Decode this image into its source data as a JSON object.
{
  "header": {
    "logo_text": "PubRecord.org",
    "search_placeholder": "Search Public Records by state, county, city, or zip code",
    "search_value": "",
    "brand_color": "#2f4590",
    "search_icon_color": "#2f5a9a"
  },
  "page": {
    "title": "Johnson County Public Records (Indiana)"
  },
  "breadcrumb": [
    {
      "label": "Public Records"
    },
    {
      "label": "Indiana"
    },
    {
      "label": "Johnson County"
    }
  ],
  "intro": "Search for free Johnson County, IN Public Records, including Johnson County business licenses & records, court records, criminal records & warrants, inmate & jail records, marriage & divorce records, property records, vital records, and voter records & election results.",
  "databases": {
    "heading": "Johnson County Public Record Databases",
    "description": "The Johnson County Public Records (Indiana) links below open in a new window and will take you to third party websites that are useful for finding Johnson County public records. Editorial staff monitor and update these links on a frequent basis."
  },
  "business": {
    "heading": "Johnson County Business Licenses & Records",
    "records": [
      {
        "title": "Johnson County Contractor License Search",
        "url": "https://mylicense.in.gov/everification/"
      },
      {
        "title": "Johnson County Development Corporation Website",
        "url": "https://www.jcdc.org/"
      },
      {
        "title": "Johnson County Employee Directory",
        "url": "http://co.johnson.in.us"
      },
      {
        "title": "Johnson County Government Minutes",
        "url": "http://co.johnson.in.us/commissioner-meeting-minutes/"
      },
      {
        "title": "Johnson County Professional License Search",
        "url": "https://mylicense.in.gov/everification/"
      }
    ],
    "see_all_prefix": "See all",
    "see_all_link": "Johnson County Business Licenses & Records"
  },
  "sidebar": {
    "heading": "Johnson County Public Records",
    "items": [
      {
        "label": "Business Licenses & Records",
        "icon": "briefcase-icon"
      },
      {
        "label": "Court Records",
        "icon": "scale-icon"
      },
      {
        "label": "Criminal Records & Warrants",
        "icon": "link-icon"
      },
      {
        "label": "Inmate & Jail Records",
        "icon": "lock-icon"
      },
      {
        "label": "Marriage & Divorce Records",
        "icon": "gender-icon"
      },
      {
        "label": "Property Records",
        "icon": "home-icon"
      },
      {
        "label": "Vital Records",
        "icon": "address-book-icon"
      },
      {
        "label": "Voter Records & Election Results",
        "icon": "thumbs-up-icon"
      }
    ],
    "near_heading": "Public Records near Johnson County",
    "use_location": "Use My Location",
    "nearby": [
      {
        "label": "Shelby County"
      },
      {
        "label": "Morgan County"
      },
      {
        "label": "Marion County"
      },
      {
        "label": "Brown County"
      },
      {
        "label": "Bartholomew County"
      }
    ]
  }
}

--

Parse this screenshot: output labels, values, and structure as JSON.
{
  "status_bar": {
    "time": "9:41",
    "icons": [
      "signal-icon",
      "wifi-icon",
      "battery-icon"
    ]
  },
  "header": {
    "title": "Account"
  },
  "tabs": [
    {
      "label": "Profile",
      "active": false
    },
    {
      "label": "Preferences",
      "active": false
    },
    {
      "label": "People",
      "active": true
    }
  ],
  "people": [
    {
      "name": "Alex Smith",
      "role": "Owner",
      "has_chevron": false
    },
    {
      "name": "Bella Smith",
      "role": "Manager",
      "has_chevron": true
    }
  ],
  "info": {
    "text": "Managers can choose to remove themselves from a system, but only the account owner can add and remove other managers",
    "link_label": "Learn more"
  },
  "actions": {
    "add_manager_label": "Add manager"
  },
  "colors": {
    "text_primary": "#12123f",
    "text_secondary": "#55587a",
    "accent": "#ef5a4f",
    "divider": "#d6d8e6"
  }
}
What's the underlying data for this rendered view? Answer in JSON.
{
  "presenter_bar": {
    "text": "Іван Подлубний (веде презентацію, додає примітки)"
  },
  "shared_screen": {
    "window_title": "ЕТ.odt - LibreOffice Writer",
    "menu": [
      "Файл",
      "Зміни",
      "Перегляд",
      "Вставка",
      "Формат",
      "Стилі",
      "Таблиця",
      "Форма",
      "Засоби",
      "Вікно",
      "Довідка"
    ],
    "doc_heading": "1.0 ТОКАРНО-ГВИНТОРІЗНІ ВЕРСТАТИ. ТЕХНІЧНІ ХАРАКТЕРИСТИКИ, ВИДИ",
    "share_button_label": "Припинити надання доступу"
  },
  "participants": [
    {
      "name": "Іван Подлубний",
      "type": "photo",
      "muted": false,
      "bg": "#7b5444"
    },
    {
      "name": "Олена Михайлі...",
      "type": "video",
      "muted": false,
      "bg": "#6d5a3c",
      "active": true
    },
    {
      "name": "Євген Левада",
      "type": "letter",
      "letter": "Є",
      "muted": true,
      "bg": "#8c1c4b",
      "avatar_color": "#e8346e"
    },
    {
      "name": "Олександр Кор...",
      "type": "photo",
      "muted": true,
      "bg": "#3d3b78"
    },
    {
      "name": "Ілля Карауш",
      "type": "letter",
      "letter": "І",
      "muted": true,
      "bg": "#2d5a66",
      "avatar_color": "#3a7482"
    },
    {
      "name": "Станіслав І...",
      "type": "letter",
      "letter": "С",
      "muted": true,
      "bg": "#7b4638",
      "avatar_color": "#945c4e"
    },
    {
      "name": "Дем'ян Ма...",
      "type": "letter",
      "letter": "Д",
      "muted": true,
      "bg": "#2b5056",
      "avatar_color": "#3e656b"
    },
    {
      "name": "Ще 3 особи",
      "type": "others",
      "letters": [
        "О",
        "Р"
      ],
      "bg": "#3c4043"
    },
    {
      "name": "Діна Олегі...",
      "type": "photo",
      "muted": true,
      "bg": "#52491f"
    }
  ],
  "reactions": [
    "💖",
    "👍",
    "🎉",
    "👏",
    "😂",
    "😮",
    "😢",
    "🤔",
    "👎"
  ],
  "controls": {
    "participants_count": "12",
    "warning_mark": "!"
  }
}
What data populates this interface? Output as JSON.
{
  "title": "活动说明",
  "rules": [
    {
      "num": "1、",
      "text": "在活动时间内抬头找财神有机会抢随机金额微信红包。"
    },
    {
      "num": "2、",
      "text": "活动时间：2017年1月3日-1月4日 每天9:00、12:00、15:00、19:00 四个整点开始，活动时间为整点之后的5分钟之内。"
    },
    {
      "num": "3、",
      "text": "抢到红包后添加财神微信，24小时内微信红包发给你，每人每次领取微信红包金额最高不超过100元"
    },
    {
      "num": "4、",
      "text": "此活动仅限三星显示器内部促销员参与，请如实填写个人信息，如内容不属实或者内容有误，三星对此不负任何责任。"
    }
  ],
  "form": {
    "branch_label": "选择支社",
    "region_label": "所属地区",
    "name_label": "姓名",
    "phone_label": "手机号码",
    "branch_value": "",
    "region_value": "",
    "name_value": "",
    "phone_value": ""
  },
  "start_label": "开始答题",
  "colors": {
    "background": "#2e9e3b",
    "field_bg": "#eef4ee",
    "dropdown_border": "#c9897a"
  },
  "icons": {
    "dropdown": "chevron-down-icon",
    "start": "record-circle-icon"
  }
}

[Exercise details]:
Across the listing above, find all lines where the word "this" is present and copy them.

[Exercise solution]:
Decode this image into its source data as a JSON object.
Parse this screenshot: output labels, values, and structure as JSON.
What's the underlying data for this rendered view? Answer in JSON.
What data populates this interface? Output as JSON.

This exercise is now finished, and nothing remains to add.